[SOURCE MATERIAL]

== == ==

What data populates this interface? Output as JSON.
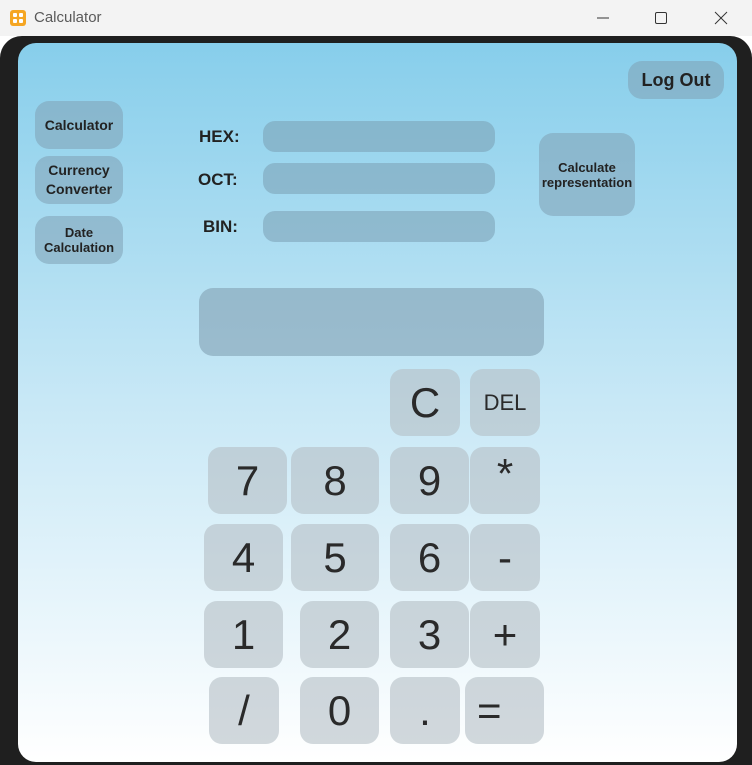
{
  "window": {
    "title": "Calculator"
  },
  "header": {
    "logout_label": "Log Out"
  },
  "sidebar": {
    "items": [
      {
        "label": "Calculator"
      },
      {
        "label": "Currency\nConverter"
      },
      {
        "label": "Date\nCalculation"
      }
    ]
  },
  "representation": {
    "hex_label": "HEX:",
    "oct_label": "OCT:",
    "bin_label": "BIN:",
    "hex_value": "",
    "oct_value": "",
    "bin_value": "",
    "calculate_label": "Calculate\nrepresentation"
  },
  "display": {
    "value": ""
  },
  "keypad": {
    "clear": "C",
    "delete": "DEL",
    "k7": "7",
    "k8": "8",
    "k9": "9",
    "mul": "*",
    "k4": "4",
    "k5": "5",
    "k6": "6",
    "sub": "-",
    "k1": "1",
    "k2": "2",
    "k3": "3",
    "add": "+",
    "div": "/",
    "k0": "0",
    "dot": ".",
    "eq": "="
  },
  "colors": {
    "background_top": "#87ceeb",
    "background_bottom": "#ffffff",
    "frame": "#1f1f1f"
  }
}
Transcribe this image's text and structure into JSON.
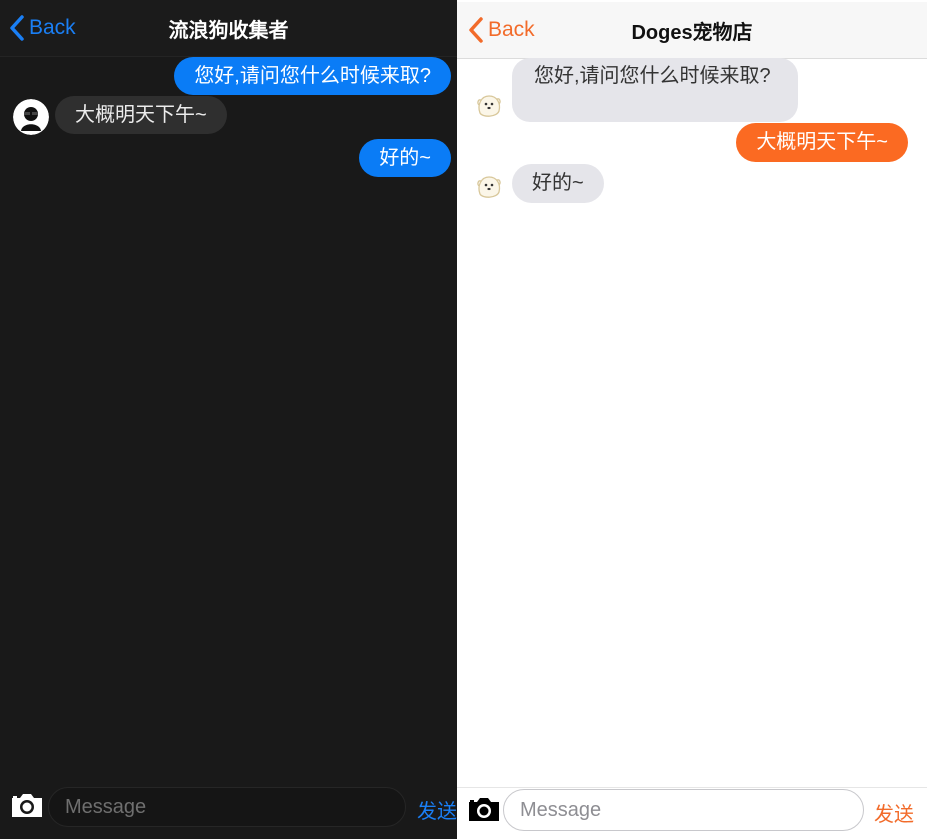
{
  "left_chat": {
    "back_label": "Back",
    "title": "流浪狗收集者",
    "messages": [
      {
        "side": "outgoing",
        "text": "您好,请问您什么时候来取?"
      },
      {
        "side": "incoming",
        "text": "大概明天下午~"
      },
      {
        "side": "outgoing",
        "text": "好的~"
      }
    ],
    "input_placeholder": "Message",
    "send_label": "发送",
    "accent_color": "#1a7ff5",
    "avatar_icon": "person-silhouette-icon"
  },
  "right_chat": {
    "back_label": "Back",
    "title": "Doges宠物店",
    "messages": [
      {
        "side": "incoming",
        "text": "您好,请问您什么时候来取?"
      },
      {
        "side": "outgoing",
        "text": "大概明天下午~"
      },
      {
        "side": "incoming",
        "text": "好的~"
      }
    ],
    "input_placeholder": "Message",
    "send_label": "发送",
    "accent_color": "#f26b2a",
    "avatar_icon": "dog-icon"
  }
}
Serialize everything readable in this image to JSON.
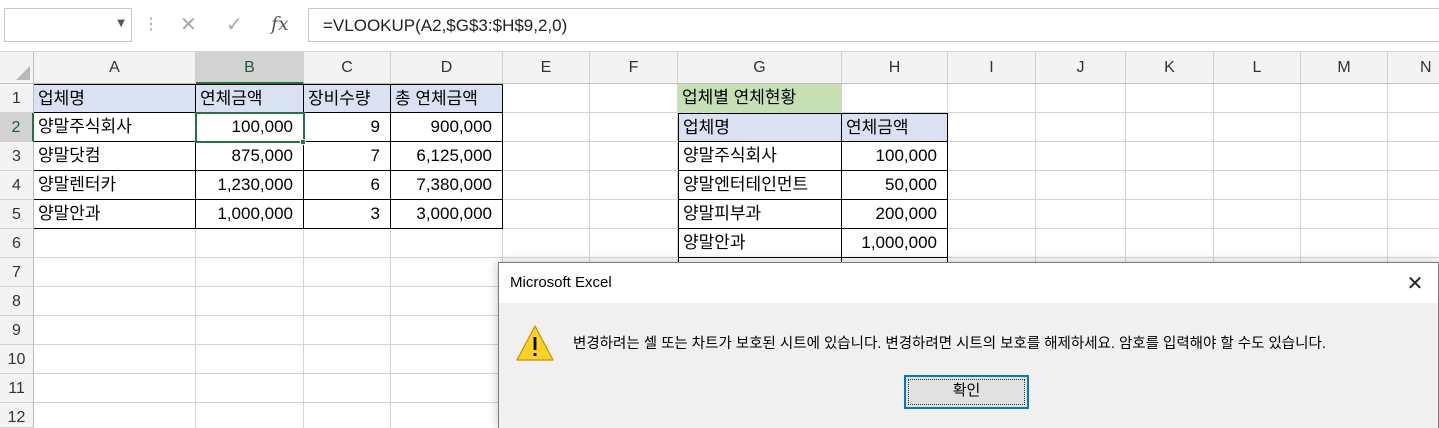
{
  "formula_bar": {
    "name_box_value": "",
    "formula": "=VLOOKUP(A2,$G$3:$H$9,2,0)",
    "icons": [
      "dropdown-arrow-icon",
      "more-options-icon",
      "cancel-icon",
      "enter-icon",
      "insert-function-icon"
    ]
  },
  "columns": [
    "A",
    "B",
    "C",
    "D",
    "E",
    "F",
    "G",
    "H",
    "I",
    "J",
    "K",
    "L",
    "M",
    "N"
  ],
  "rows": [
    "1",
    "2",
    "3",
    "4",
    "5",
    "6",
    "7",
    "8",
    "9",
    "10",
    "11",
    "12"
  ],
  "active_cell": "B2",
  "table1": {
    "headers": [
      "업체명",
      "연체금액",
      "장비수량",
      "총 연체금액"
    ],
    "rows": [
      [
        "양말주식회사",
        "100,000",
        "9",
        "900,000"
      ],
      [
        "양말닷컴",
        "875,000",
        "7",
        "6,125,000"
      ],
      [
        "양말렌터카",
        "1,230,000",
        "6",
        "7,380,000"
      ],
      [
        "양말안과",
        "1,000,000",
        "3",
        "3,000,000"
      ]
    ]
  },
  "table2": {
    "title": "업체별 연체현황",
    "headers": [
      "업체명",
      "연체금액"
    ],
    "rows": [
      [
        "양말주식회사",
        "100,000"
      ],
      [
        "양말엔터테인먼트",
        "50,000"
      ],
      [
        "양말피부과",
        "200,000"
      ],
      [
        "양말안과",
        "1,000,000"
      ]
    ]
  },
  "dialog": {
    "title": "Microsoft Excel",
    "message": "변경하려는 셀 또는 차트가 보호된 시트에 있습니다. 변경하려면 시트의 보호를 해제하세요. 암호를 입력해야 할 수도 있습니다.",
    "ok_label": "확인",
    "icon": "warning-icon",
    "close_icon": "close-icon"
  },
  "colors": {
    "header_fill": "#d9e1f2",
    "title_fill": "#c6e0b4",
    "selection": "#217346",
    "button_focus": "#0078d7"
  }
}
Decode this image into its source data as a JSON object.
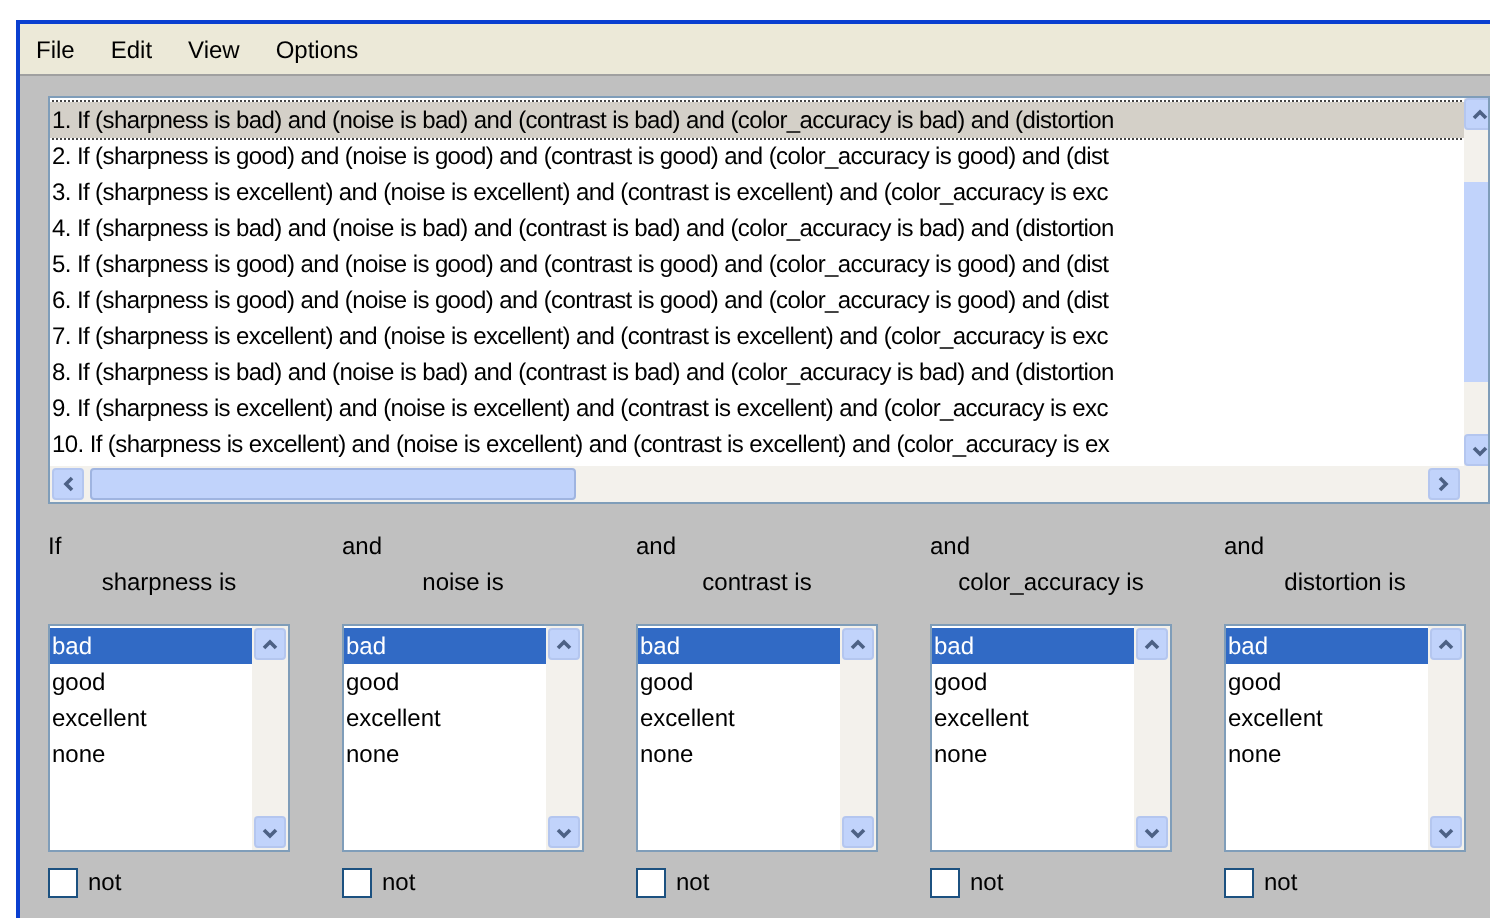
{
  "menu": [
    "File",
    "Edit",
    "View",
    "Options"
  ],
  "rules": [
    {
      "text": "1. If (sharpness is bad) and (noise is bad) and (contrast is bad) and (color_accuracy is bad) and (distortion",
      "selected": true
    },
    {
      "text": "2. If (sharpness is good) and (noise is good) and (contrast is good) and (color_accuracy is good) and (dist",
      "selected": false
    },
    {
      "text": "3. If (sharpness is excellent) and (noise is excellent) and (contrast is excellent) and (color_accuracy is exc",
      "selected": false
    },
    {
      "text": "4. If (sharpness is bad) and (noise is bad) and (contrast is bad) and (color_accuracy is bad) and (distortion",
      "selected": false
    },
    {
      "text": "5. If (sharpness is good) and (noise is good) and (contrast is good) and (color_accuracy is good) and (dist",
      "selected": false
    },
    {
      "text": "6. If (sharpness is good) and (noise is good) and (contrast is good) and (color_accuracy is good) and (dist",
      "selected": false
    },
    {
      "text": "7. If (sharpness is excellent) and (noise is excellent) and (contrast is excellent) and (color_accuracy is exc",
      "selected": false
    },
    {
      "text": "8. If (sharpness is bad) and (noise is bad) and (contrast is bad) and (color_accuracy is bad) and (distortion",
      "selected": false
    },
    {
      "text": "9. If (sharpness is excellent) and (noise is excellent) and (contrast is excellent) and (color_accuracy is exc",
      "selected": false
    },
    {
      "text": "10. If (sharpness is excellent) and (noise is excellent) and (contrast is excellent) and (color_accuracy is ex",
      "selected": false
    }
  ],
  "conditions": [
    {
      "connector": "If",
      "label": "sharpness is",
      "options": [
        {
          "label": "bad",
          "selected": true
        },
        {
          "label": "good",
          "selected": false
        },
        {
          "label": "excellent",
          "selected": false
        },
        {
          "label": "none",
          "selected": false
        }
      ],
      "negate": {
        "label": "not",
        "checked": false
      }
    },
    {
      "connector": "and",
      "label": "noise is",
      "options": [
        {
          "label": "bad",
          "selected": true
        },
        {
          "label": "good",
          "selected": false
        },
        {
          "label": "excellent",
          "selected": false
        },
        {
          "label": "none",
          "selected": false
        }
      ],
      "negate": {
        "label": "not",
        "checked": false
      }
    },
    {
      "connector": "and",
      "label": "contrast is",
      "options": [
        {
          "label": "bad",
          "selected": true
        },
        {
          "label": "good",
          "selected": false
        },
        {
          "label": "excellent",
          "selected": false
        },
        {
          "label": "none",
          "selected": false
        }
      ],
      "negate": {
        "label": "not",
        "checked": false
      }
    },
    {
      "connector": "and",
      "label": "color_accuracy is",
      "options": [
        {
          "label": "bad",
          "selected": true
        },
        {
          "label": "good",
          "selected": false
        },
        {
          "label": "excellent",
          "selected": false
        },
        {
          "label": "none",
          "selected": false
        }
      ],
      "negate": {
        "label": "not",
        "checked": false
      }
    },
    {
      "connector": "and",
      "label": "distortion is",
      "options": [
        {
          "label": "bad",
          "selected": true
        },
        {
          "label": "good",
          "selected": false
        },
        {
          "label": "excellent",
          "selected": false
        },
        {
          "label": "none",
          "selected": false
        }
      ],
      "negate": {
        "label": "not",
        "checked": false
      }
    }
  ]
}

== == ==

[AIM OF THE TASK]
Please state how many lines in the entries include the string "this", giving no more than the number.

[SOLVED PROBLEM]
4